Shortly after the Facebook Connect keynote, the one where Zuckerberg introduced Meta and their vision for the Metaverse to the world, a meme did the rounds:
the experience pic.twitter.com/PCIZnRorlL— Sam Lavigne (@sam_lavigne) October 29, 2021
Lots of gesticulating and the word experiences over and over again. It was pretty funny.
People were right to poke fun at this. Zuckerberg said the word experience 43 many times during the course of his 75 minute presentation. However, I was more interested in the number of times he talked about work. In fact, when you remove references to the work required to build the metaverse, work in the metaverse was mentioned 23 times. 1 Curious when you consider that Meta isn’t a company one would closely associate with the nine to five.
But there was good reason for this. If you go back to basics on what drives Meta’s business model you’re reminded that it’s essentially a massive advertising platform where our attention, and the data that can be inferred from it, is extracted, processed and used to sell advertising space. Meta have proved to be the best in the world at converting the data they collect about us into advertising, and yet despite this, the gains that can be made from more accurate targeting are likely to have been diminishing for some time. If you want to make a lot more money, you need a lot more attention.
Somewhat simplistically you can divide the attention Meta has right now into two buckets — communication and entertainment. While these are significant chunks of our daily lives, they are dwarfed by the time we spending working. A platform shift may well be coming, but if Meta only replaces the Instagram on your phone with Instagram on your new AR/VR goggles the size of the pie doesn’t necessarily get much bigger. If the platform shift includes an ability for them to facilitate our time at work, the platform shift has not only been successfully navigated, it’s also been a huge growth story. More of the attention pie, more data, more ad dollars. It all makes sense, right?
Back in the 1800s the British utilitarian philosopher Jeremy Bentham developed the concept of a Panopticon. The Panopticon was a prison in which a single guard could watch over all the prisoners from a control room by virtue of its clever room design. Michel Foucault reignited interest in the Panopticon when he used it as a metaphor for the state, and internet theorists have long been fascinated by the idea of the Panopticon and its relation to the evolving web. In the 90s Mark Poster argued that the connected web of databases that form the Internet represents some kind of “super-panopticon” one that doesn’t have a clear centre, and when social media first emerged during the early days of Web 2.0 it was considered to be a reverse panopticon, one where the user was the centre and everyone watched. But then, as our understanding of the technology developed, Christian Fuchs argued that social media was in fact a classic panopticon, as it was Facebook (now Meta) themselves who sat in the control room watching over us all.
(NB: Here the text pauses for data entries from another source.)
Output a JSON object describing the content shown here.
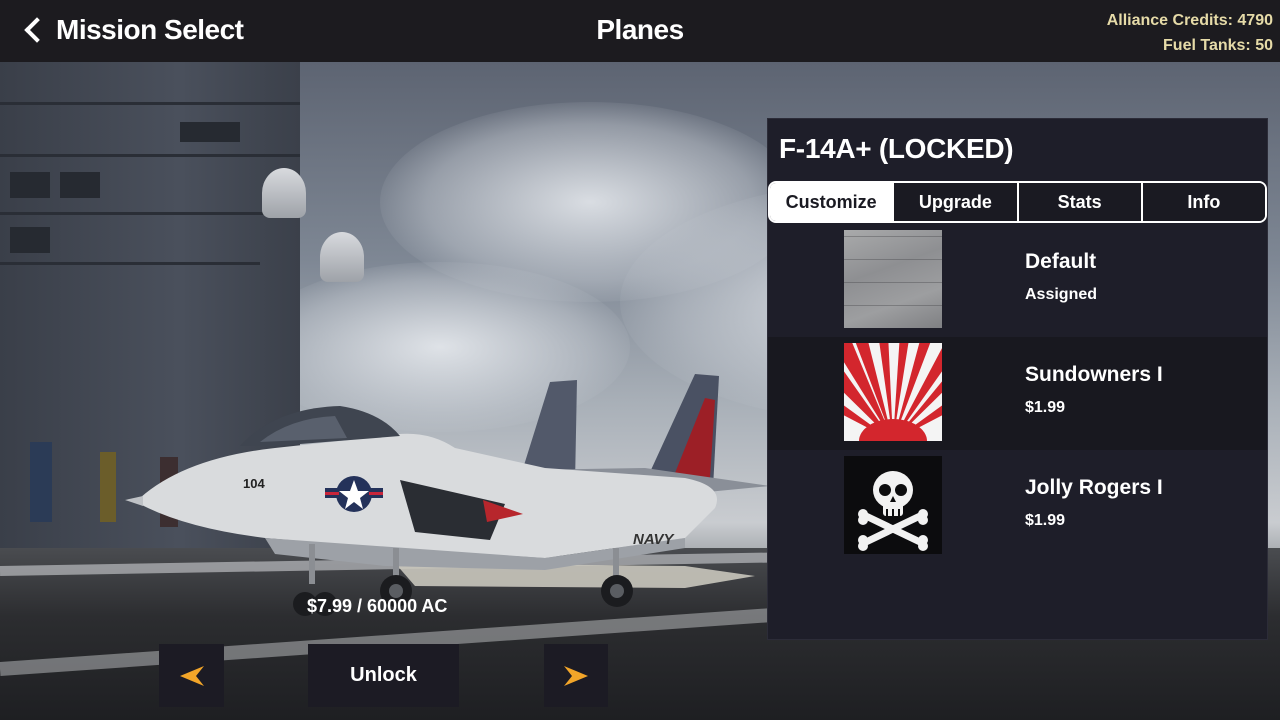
{
  "header": {
    "back_label": "Mission Select",
    "title": "Planes",
    "credits_text": "Alliance Credits: 4790",
    "fuel_text": "Fuel Tanks: 50"
  },
  "plane": {
    "name": "F-14A+ (LOCKED)",
    "price": "$7.99 / 60000 AC"
  },
  "tabs": [
    {
      "label": "Customize",
      "active": true
    },
    {
      "label": "Upgrade",
      "active": false
    },
    {
      "label": "Stats",
      "active": false
    },
    {
      "label": "Info",
      "active": false
    }
  ],
  "skins": [
    {
      "name": "Default",
      "status": "Assigned",
      "thumb": "bare-metal-texture"
    },
    {
      "name": "Sundowners I",
      "status": "$1.99",
      "thumb": "rising-sun-pattern"
    },
    {
      "name": "Jolly Rogers I",
      "status": "$1.99",
      "thumb": "skull-crossbones-emblem"
    }
  ],
  "controls": {
    "unlock_label": "Unlock",
    "prev_icon": "arrow-left-icon",
    "next_icon": "arrow-right-icon"
  },
  "colors": {
    "topbar_bg": "#1c1b1f",
    "panel_bg": "#1e1e29",
    "currency_text": "#e6dba8",
    "arrow_accent": "#f2a529",
    "sun_red": "#d3262d"
  },
  "scene": {
    "jet_tail_number": "104",
    "jet_markings": "NAVY"
  }
}
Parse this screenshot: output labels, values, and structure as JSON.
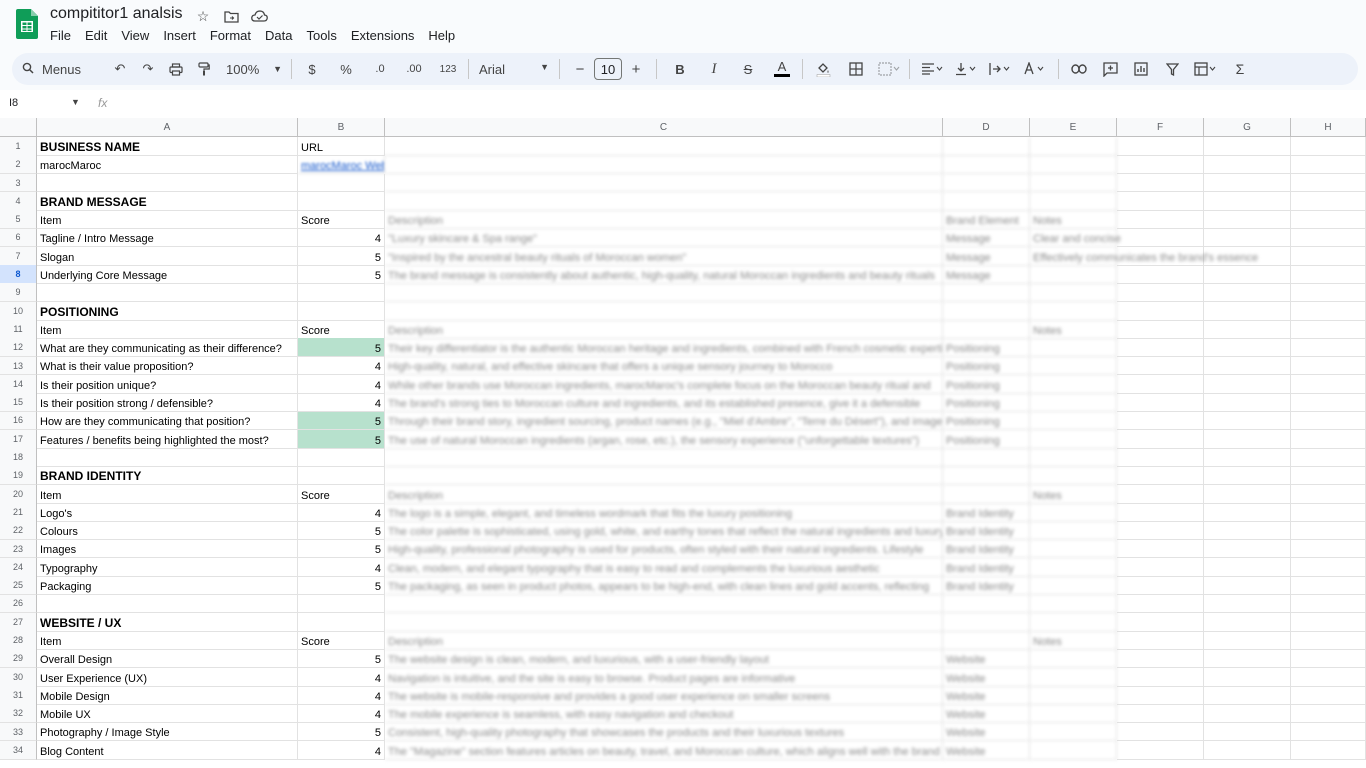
{
  "app": {
    "title": "compititor1 analsis",
    "menus": [
      "File",
      "Edit",
      "View",
      "Insert",
      "Format",
      "Data",
      "Tools",
      "Extensions",
      "Help"
    ]
  },
  "toolbar": {
    "search_label": "Menus",
    "zoom": "100%",
    "currency": "$",
    "percent": "%",
    "dec_decrease": ".0",
    "dec_increase": ".00",
    "number_format": "123",
    "font": "Arial",
    "font_size": "10",
    "bold": "B",
    "italic": "I",
    "sum": "Σ"
  },
  "formula_bar": {
    "name_box": "I8",
    "fx": "fx",
    "value": ""
  },
  "columns": [
    "A",
    "B",
    "C",
    "D",
    "E",
    "F",
    "G",
    "H"
  ],
  "rows": [
    {
      "n": "1",
      "a": "BUSINESS NAME",
      "b": "URL",
      "c": "",
      "d": "",
      "e": "",
      "style": "bold"
    },
    {
      "n": "2",
      "a": "marocMaroc",
      "b": "marocMaroc Web",
      "c": "",
      "d": "",
      "e": "",
      "style": "link"
    },
    {
      "n": "3",
      "a": "",
      "b": "",
      "c": "",
      "d": "",
      "e": ""
    },
    {
      "n": "4",
      "a": "BRAND MESSAGE",
      "b": "",
      "c": "",
      "d": "",
      "e": "",
      "style": "bold"
    },
    {
      "n": "5",
      "a": "Item",
      "b": "Score",
      "c": "Description",
      "d": "Brand Element",
      "e": "Notes"
    },
    {
      "n": "6",
      "a": "Tagline / Intro Message",
      "b": "4",
      "c": "\"Luxury skincare & Spa range\"",
      "d": "Message",
      "e": "Clear and concise"
    },
    {
      "n": "7",
      "a": "Slogan",
      "b": "5",
      "c": "\"Inspired by the ancestral beauty rituals of Moroccan women\"",
      "d": "Message",
      "e": "Effectively communicates the brand's essence"
    },
    {
      "n": "8",
      "a": "Underlying Core Message",
      "b": "5",
      "c": "The brand message is consistently about authentic, high-quality, natural Moroccan ingredients and beauty rituals",
      "d": "Message",
      "e": ""
    },
    {
      "n": "9",
      "a": "",
      "b": "",
      "c": "",
      "d": "",
      "e": ""
    },
    {
      "n": "10",
      "a": "POSITIONING",
      "b": "",
      "c": "",
      "d": "",
      "e": "",
      "style": "bold"
    },
    {
      "n": "11",
      "a": "Item",
      "b": "Score",
      "c": "Description",
      "d": "",
      "e": "Notes"
    },
    {
      "n": "12",
      "a": "What are they communicating as their difference?",
      "b": "5",
      "c": "Their key differentiator is the authentic Moroccan heritage and ingredients, combined with French cosmetic expertise",
      "d": "Positioning",
      "e": "",
      "green": true
    },
    {
      "n": "13",
      "a": "What is their value proposition?",
      "b": "4",
      "c": "High-quality, natural, and effective skincare that offers a unique sensory journey to Morocco",
      "d": "Positioning",
      "e": ""
    },
    {
      "n": "14",
      "a": "Is their position unique?",
      "b": "4",
      "c": "While other brands use Moroccan ingredients, marocMaroc's complete focus on the Moroccan beauty ritual and",
      "d": "Positioning",
      "e": ""
    },
    {
      "n": "15",
      "a": "Is their position strong / defensible?",
      "b": "4",
      "c": "The brand's strong ties to Moroccan culture and ingredients, and its established presence, give it a defensible",
      "d": "Positioning",
      "e": ""
    },
    {
      "n": "16",
      "a": "How are they communicating that position?",
      "b": "5",
      "c": "Through their brand story, ingredient sourcing, product names (e.g., \"Miel d'Ambre\", \"Terre du Désert\"), and imagery",
      "d": "Positioning",
      "e": "",
      "green": true
    },
    {
      "n": "17",
      "a": "Features / benefits being highlighted the most?",
      "b": "5",
      "c": "The use of natural Moroccan ingredients (argan, rose, etc.), the sensory experience (\"unforgettable textures\")",
      "d": "Positioning",
      "e": "",
      "green": true
    },
    {
      "n": "18",
      "a": "",
      "b": "",
      "c": "",
      "d": "",
      "e": ""
    },
    {
      "n": "19",
      "a": "BRAND IDENTITY",
      "b": "",
      "c": "",
      "d": "",
      "e": "",
      "style": "bold"
    },
    {
      "n": "20",
      "a": "Item",
      "b": "Score",
      "c": "Description",
      "d": "",
      "e": "Notes"
    },
    {
      "n": "21",
      "a": "Logo's",
      "b": "4",
      "c": "The logo is a simple, elegant, and timeless wordmark that fits the luxury positioning",
      "d": "Brand Identity",
      "e": ""
    },
    {
      "n": "22",
      "a": "Colours",
      "b": "5",
      "c": "The color palette is sophisticated, using gold, white, and earthy tones that reflect the natural ingredients and luxury",
      "d": "Brand Identity",
      "e": ""
    },
    {
      "n": "23",
      "a": "Images",
      "b": "5",
      "c": "High-quality, professional photography is used for products, often styled with their natural ingredients. Lifestyle",
      "d": "Brand Identity",
      "e": ""
    },
    {
      "n": "24",
      "a": "Typography",
      "b": "4",
      "c": "Clean, modern, and elegant typography that is easy to read and complements the luxurious aesthetic",
      "d": "Brand Identity",
      "e": ""
    },
    {
      "n": "25",
      "a": "Packaging",
      "b": "5",
      "c": "The packaging, as seen in product photos, appears to be high-end, with clean lines and gold accents, reflecting",
      "d": "Brand Identity",
      "e": ""
    },
    {
      "n": "26",
      "a": "",
      "b": "",
      "c": "",
      "d": "",
      "e": ""
    },
    {
      "n": "27",
      "a": "WEBSITE / UX",
      "b": "",
      "c": "",
      "d": "",
      "e": "",
      "style": "bold"
    },
    {
      "n": "28",
      "a": "Item",
      "b": "Score",
      "c": "Description",
      "d": "",
      "e": "Notes"
    },
    {
      "n": "29",
      "a": "Overall Design",
      "b": "5",
      "c": "The website design is clean, modern, and luxurious, with a user-friendly layout",
      "d": "Website",
      "e": ""
    },
    {
      "n": "30",
      "a": "User Experience (UX)",
      "b": "4",
      "c": "Navigation is intuitive, and the site is easy to browse. Product pages are informative",
      "d": "Website",
      "e": ""
    },
    {
      "n": "31",
      "a": "Mobile Design",
      "b": "4",
      "c": "The website is mobile-responsive and provides a good user experience on smaller screens",
      "d": "Website",
      "e": ""
    },
    {
      "n": "32",
      "a": "Mobile UX",
      "b": "4",
      "c": "The mobile experience is seamless, with easy navigation and checkout",
      "d": "Website",
      "e": ""
    },
    {
      "n": "33",
      "a": "Photography / Image Style",
      "b": "5",
      "c": "Consistent, high-quality photography that showcases the products and their luxurious textures",
      "d": "Website",
      "e": ""
    },
    {
      "n": "34",
      "a": "Blog Content",
      "b": "4",
      "c": "The \"Magazine\" section features articles on beauty, travel, and Moroccan culture, which aligns well with the brand",
      "d": "Website",
      "e": ""
    }
  ],
  "colors": {
    "green_fill": "#b7e1cd",
    "selection": "#1a73e8"
  }
}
What is so nightmarish about Bentham’s design is the totality of it. The prisoner is incarcerated in solitary confinement giving the controller an unrestricted view of their daily life. Putting to one side the debate over whether we have a choice to engage with social media or not, our attention is still limited by its ability to facilitate communication and entertain us. At some point, most people need to go to work. So while Fuch’s was right when he argued that social media was analogous to Bentham’s classic work, there was still an obvious limit. But if Meta can make your work a central part of the metaverse, if work becomes more “social”, their slice of your attention has just increased dramatically. You might not have reached gargoyle level, but you’re one step closer to the Panopticon — the Panoptiverse maybe?
The Guards Problem
One of the things that often gets over looked when discussing the Panopticon is that Bentham was, in part, interested in the question of who guards the guards? James Crimmins explains how, to this end, Bentham developed “the inspection principle” that would ensure that the warden and their subordinates would be subject to public observation from time to time. Bentham thought the close observation of the prisoner would help root our bad behaviour, but he recognised that this went both ways. If the guards weren’t watched as well, what was to stop them acting irresponsibly? 2
The complete failure of governments around the world to successfully regulate social media suggests that 200 years on from Bentham and we’re still struggling with the guards problem. What is more, given the hugely complex issues surrounding the safe implementation of digital worlds. And a business model that ties time spent online with profit so ruthlessly. It feels to me like we should be both concerned by Meta’s expansion into the metaverse, and reject the notion that they can govern themselves effectively.
2. Crimmins, J. E. (2017) 'Panopticon', in Crimmins, J. E. (ed) The Bloomsbury Encyclopedia of Utilitarianism. ↵